Scientists have discovered orangutans use really complicated building skills when they build their nests.
Research has revealed that the great apes use many different types of branches in lots of different ways to build their homes high up in tree tops.
That's amazed scientists from the University of Manchester, who spent a year in South East Asia studying orangutans.
But when some can weigh up to 80 bags of sugar - the nests need to be strong!
The research took place in Northern Sumatra, an island in Indonesia, where researchers filmed the apes building their nests and took them apart when they were finished with them.
The experts learnt that the nests were made up of a really complicated scaffold of branches and twigs - and tools were used to help make them.
Thick green, bendy branches were used on the outside and thinner leafy twigs on the inside, making a strong flexible nest that was comfy inside.
Other great apes like gorillas and chimpanzees also build nests.
The study also revealed that they could build a nest in 5 to 6 minutes, which is pretty lucky as they a make new one every day.

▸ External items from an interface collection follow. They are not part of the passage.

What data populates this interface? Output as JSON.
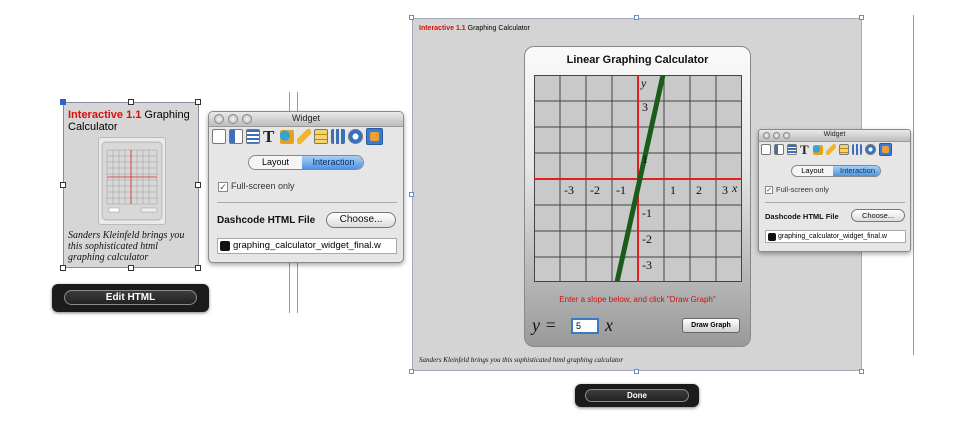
{
  "left_widget": {
    "title_prefix": "Interactive 1.1",
    "title_rest": " Graphing Calculator",
    "caption": "Sanders Kleinfeld brings you this sophisticated html graphing calculator"
  },
  "edit_html_button": {
    "label": "Edit HTML"
  },
  "inspector": {
    "window_title": "Widget",
    "tabs": [
      "Layout",
      "Interaction"
    ],
    "selected_tab": "Interaction",
    "fullscreen_label": "Full-screen only",
    "fullscreen_checked": true,
    "file_section_label": "Dashcode HTML File",
    "choose_button": "Choose...",
    "file_name": "graphing_calculator_widget_final.w"
  },
  "inspector_small": {
    "window_title": "Widget",
    "tabs": [
      "Layout",
      "Interaction"
    ],
    "fullscreen_label": "Full-screen only",
    "file_section_label": "Dashcode HTML File",
    "choose_button": "Choose...",
    "file_name": "graphing_calculator_widget_final.w"
  },
  "canvas": {
    "title_prefix": "Interactive 1.1",
    "title_rest": " Graphing Calculator",
    "caption": "Sanders Kleinfeld brings you this sophisticated html graphing calculator"
  },
  "calculator": {
    "title": "Linear Graphing Calculator",
    "y_axis_label": "y",
    "x_axis_label": "x",
    "x_ticks": [
      "-3",
      "-2",
      "-1",
      "1",
      "2",
      "3"
    ],
    "y_ticks": [
      "3",
      "1",
      "-1",
      "-2",
      "-3"
    ],
    "prompt": "Enter a slope below, and click \"Draw Graph\"",
    "equation_lhs": "y =",
    "equation_var": "x",
    "slope_value": "5",
    "draw_button": "Draw Graph"
  },
  "done_button": {
    "label": "Done"
  },
  "colors": {
    "accent_red": "#d41010",
    "axis_red": "#e02020",
    "line_green": "#1a5c1a",
    "selected_tab_blue": "#4e95de"
  },
  "icons": [
    "document-icon",
    "column-icon",
    "list-icon",
    "text-icon",
    "shapes-icon",
    "pencil-icon",
    "table-icon",
    "chart-icon",
    "quicktime-icon",
    "widget-icon"
  ]
}
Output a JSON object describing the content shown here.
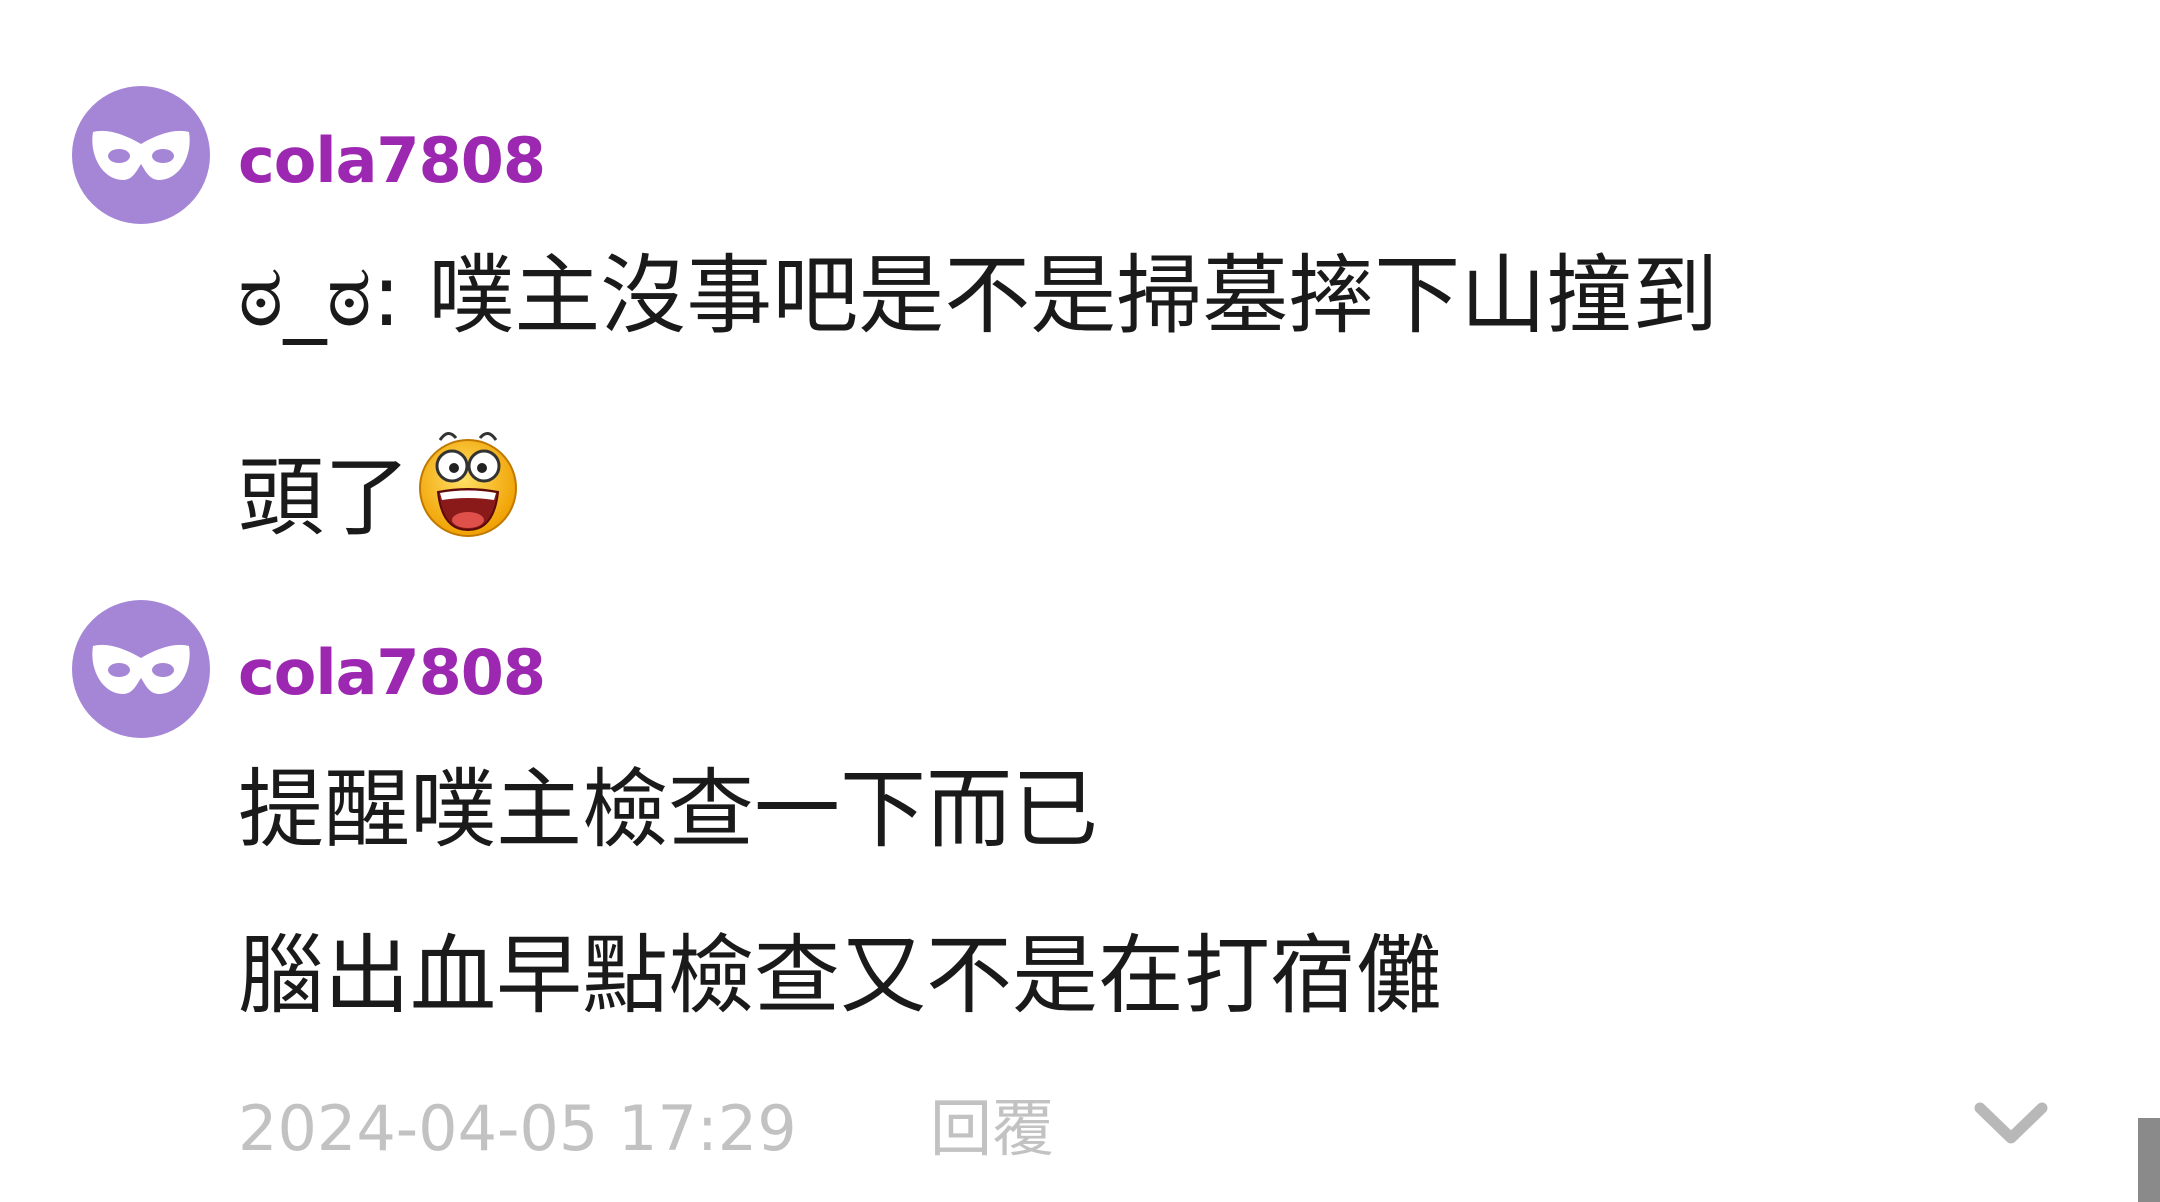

Building a nest as high as three double-decker buses can be a risky business but it seems orangutans use their skills and brains to make them as safe as possible.